Exercise instructions => Among the entries that follow, how many lines contain the string "title"? Answer with that number only.

Page and application data records:
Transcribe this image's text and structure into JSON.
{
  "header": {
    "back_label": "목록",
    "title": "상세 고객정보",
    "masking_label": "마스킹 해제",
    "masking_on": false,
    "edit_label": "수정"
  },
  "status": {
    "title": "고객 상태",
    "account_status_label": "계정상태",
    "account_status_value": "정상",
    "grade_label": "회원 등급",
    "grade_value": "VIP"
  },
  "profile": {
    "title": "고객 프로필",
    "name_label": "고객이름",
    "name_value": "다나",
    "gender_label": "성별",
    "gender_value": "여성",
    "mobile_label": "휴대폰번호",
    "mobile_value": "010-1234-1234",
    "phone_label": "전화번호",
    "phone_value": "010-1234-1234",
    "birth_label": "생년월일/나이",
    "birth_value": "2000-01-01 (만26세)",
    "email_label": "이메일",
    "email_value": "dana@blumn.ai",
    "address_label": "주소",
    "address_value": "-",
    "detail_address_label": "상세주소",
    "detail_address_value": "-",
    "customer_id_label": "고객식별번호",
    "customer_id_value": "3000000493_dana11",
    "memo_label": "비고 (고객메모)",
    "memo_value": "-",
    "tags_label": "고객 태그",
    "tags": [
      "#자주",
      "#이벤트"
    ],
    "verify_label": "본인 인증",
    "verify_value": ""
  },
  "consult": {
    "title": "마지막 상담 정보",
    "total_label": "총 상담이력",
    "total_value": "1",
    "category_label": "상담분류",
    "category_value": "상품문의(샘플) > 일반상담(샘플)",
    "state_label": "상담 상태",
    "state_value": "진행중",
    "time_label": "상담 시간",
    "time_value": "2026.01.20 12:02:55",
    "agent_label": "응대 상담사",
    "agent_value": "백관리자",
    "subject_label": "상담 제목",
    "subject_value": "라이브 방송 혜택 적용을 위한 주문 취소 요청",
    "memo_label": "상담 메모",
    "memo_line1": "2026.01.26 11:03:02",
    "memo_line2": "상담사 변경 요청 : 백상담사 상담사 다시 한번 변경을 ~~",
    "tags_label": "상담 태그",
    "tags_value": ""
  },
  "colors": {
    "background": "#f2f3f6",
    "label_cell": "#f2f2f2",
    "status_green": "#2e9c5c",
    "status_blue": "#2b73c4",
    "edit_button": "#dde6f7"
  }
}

The completed task => 4